Work order -
Would you please write out each entry that follows, exactly as written?

== Material for this exercise ==

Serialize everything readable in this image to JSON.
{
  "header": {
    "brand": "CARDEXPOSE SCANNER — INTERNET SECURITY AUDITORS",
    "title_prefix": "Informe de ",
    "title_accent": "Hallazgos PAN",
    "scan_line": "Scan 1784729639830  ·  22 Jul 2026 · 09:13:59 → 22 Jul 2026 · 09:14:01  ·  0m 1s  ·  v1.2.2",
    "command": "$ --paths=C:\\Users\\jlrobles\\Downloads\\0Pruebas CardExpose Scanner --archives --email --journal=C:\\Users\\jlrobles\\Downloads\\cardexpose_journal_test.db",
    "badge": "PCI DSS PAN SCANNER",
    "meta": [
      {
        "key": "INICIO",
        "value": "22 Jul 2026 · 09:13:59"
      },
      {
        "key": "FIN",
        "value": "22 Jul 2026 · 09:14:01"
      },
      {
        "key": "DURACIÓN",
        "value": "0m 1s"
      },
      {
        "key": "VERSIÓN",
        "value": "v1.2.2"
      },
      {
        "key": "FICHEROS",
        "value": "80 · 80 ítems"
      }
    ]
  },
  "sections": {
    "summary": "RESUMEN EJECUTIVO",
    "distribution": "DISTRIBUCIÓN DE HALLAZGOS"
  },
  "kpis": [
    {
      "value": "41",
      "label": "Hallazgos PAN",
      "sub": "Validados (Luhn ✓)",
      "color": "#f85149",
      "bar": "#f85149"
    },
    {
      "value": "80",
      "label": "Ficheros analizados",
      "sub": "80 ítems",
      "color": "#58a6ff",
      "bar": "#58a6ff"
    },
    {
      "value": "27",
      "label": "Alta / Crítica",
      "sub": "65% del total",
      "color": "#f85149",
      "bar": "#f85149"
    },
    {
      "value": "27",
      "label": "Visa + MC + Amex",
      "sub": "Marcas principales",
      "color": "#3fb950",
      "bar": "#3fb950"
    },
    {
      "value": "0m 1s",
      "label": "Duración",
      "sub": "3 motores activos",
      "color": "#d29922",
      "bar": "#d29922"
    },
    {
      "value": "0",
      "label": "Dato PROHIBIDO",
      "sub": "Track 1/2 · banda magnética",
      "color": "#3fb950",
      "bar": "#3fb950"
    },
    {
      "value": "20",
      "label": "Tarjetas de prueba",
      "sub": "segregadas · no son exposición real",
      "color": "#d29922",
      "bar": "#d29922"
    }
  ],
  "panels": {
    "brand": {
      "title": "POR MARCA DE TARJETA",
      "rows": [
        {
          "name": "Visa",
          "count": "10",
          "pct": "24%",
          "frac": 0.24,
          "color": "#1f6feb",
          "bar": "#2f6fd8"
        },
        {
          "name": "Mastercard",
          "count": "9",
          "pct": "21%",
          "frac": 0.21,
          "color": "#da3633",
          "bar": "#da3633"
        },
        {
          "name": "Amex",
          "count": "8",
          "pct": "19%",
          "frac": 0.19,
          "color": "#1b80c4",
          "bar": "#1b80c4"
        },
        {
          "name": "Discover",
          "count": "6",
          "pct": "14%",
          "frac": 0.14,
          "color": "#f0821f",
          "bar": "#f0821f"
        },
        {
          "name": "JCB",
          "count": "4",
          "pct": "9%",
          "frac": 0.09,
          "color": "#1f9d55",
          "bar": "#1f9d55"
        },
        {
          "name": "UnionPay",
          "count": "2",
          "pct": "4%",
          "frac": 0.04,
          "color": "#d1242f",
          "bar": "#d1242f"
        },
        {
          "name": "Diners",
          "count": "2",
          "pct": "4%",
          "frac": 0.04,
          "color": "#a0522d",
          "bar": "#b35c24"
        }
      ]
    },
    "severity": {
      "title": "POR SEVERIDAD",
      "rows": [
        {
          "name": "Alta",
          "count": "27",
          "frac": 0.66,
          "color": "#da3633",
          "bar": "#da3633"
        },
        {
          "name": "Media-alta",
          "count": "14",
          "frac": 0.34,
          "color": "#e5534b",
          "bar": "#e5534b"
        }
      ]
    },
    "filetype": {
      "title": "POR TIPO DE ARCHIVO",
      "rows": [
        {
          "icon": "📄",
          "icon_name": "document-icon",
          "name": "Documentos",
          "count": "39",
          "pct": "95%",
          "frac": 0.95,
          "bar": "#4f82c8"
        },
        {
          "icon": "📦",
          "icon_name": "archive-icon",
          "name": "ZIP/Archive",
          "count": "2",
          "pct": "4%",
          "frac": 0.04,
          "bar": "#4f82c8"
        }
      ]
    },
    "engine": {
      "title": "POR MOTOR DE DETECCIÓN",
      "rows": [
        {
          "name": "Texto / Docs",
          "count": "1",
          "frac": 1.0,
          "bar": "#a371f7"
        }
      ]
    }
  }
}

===

Output of the exercise -
Serialize everything readable in this image to JSON.
{
  "header": {
    "brand": "CARDEXPOSE SCANNER — INTERNET SECURITY AUDITORS",
    "title_prefix": "Informe de ",
    "title_accent": "Hallazgos PAN",
    "scan_line": "Scan 1784729639830  ·  22 Jul 2026 · 09:13:59 → 22 Jul 2026 · 09:14:01  ·  0m 1s  ·  v1.2.2",
    "command": "$ --paths=C:\\Users\\jlrobles\\Downloads\\0Pruebas CardExpose Scanner --archives --email --journal=C:\\Users\\jlrobles\\Downloads\\cardexpose_journal_test.db",
    "badge": "PCI DSS PAN SCANNER",
    "meta": [
      {
        "key": "INICIO",
        "value": "22 Jul 2026 · 09:13:59"
      },
      {
        "key": "FIN",
        "value": "22 Jul 2026 · 09:14:01"
      },
      {
        "key": "DURACIÓN",
        "value": "0m 1s"
      },
      {
        "key": "VERSIÓN",
        "value": "v1.2.2"
      },
      {
        "key": "FICHEROS",
        "value": "80 · 80 ítems"
      }
    ]
  },
  "sections": {
    "summary": "RESUMEN EJECUTIVO",
    "distribution": "DISTRIBUCIÓN DE HALLAZGOS"
  },
  "kpis": [
    {
      "value": "41",
      "label": "Hallazgos PAN",
      "sub": "Validados (Luhn ✓)",
      "color": "#f85149",
      "bar": "#f85149"
    },
    {
      "value": "80",
      "label": "Ficheros analizados",
      "sub": "80 ítems",
      "color": "#58a6ff",
      "bar": "#58a6ff"
    },
    {
      "value": "27",
      "label": "Alta / Crítica",
      "sub": "65% del total",
      "color": "#f85149",
      "bar": "#f85149"
    },
    {
      "value": "27",
      "label": "Visa + MC + Amex",
      "sub": "Marcas principales",
      "color": "#3fb950",
      "bar": "#3fb950"
    },
    {
      "value": "0m 1s",
      "label": "Duración",
      "sub": "3 motores activos",
      "color": "#d29922",
      "bar": "#d29922"
    },
    {
      "value": "0",
      "label": "Dato PROHIBIDO",
      "sub": "Track 1/2 · banda magnética",
      "color": "#3fb950",
      "bar": "#3fb950"
    },
    {
      "value": "20",
      "label": "Tarjetas de prueba",
      "sub": "segregadas · no son exposición real",
      "color": "#d29922",
      "bar": "#d29922"
    }
  ],
  "panels": {
    "brand": {
      "title": "POR MARCA DE TARJETA",
      "rows": [
        {
          "name": "Visa",
          "count": "10",
          "pct": "24%",
          "frac": 0.24,
          "color": "#1f6feb",
          "bar": "#2f6fd8"
        },
        {
          "name": "Mastercard",
          "count": "9",
          "pct": "21%",
          "frac": 0.21,
          "color": "#da3633",
          "bar": "#da3633"
        },
        {
          "name": "Amex",
          "count": "8",
          "pct": "19%",
          "frac": 0.19,
          "color": "#1b80c4",
          "bar": "#1b80c4"
        },
        {
          "name": "Discover",
          "count": "6",
          "pct": "14%",
          "frac": 0.14,
          "color": "#f0821f",
          "bar": "#f0821f"
        },
        {
          "name": "JCB",
          "count": "4",
          "pct": "9%",
          "frac": 0.09,
          "color": "#1f9d55",
          "bar": "#1f9d55"
        },
        {
          "name": "UnionPay",
          "count": "2",
          "pct": "4%",
          "frac": 0.04,
          "color": "#d1242f",
          "bar": "#d1242f"
        },
        {
          "name": "Diners",
          "count": "2",
          "pct": "4%",
          "frac": 0.04,
          "color": "#a0522d",
          "bar": "#b35c24"
        }
      ]
    },
    "severity": {
      "title": "POR SEVERIDAD",
      "rows": [
        {
          "name": "Alta",
          "count": "27",
          "frac": 0.66,
          "color": "#da3633",
          "bar": "#da3633"
        },
        {
          "name": "Media-alta",
          "count": "14",
          "frac": 0.34,
          "color": "#e5534b",
          "bar": "#e5534b"
        }
      ]
    },
    "filetype": {
      "title": "POR TIPO DE ARCHIVO",
      "rows": [
        {
          "icon": "📄",
          "icon_name": "document-icon",
          "name": "Documentos",
          "count": "39",
          "pct": "95%",
          "frac": 0.95,
          "bar": "#4f82c8"
        },
        {
          "icon": "📦",
          "icon_name": "archive-icon",
          "name": "ZIP/Archive",
          "count": "2",
          "pct": "4%",
          "frac": 0.04,
          "bar": "#4f82c8"
        }
      ]
    },
    "engine": {
      "title": "POR MOTOR DE DETECCIÓN",
      "rows": [
        {
          "name": "Texto / Docs",
          "count": "1",
          "frac": 1.0,
          "bar": "#a371f7"
        }
      ]
    }
  }
}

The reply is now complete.